- **PROMPT**: What lines below contain the word "JSON"? Please pull each one out.

- **DATA PROVIDED**:
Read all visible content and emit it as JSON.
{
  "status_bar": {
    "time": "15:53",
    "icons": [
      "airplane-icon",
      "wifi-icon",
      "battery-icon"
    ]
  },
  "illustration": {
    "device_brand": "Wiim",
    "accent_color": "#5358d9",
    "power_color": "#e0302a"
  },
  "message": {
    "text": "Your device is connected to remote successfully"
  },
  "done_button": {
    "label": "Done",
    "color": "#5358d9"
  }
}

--

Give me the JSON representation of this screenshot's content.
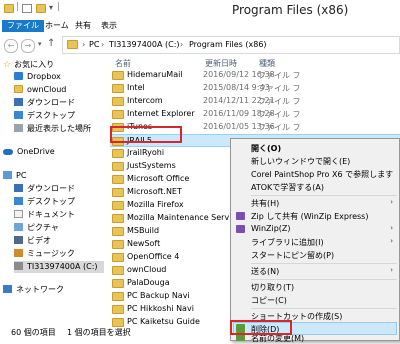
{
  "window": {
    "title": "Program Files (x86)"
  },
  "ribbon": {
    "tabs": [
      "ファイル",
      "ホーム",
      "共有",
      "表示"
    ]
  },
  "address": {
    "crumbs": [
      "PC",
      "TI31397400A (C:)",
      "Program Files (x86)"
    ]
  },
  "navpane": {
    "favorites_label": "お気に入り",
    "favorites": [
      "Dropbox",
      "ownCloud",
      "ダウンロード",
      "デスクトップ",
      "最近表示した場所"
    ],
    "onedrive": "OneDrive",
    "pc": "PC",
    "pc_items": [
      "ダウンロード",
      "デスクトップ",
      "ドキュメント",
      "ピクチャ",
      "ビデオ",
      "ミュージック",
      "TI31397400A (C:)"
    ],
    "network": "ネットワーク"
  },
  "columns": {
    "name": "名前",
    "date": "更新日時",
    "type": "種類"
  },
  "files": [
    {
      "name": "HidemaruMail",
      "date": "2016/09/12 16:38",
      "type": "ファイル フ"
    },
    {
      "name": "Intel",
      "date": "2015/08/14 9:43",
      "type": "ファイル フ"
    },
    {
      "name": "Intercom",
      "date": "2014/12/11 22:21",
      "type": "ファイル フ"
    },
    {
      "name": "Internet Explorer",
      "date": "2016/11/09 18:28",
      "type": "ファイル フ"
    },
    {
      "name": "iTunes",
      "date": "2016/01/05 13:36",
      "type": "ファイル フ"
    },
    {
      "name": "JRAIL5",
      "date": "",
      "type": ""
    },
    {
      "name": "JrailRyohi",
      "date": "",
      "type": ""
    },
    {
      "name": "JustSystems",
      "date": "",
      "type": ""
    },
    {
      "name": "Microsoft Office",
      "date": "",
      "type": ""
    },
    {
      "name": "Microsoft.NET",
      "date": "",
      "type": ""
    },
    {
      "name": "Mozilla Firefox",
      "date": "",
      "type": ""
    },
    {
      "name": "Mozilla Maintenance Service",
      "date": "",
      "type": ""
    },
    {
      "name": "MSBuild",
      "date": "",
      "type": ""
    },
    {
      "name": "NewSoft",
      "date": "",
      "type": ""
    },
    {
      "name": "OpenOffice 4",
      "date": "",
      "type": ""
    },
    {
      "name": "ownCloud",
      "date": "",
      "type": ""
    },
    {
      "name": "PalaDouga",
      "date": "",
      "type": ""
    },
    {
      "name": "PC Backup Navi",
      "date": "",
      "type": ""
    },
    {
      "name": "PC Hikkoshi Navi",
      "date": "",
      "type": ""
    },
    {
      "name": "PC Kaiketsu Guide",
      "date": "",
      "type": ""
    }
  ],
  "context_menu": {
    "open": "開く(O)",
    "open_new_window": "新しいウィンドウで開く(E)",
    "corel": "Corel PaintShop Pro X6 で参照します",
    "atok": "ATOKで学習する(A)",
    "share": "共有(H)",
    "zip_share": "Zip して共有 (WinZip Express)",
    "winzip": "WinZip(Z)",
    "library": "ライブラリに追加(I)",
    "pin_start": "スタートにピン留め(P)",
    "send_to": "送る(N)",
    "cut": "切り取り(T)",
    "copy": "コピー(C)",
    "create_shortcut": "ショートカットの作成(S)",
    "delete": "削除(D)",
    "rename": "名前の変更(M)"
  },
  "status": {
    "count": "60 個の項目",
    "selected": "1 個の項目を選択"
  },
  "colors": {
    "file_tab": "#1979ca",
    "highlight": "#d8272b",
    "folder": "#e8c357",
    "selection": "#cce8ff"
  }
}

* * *

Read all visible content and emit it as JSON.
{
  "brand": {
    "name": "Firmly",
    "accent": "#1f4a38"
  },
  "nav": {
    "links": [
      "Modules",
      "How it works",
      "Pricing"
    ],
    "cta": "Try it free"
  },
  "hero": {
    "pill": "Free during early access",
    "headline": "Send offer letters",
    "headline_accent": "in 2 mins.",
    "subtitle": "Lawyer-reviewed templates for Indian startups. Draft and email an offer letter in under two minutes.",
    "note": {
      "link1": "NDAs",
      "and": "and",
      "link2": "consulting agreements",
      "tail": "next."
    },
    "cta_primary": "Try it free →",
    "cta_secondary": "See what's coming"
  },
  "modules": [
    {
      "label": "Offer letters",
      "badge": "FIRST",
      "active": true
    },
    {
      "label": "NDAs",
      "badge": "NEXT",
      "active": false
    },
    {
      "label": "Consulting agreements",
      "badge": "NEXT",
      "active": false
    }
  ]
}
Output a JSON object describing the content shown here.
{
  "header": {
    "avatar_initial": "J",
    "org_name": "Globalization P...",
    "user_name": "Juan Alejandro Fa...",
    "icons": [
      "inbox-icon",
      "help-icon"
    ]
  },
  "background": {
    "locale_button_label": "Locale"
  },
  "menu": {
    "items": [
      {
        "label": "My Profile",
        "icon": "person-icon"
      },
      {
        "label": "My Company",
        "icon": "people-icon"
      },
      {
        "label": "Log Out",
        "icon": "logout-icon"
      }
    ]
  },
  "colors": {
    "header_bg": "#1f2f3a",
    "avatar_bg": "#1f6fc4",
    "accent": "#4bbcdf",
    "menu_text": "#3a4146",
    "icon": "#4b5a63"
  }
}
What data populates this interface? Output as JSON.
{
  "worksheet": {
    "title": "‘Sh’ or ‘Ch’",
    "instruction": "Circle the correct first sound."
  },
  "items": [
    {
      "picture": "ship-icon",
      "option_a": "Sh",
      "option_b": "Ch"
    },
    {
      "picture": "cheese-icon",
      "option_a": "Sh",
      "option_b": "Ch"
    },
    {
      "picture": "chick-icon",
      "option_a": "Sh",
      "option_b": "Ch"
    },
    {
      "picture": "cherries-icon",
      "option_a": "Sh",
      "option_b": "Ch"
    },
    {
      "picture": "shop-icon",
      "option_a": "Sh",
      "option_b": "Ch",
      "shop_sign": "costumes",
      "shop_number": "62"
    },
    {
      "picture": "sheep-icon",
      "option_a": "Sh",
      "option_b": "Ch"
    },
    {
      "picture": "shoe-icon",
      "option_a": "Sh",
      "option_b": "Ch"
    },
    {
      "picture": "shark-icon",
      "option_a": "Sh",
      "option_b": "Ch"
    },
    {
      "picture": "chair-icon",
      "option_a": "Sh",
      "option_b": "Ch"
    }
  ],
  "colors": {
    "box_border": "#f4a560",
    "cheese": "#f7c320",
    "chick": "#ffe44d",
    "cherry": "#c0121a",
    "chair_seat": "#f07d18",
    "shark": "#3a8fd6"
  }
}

- **OUTPUT FOR THIS EXERCISE**:
Read all visible content and emit it as JSON.
Give me the JSON representation of this screenshot's content.
Read all visible content and emit it as JSON.
Output a JSON object describing the content shown here.
What data populates this interface? Output as JSON.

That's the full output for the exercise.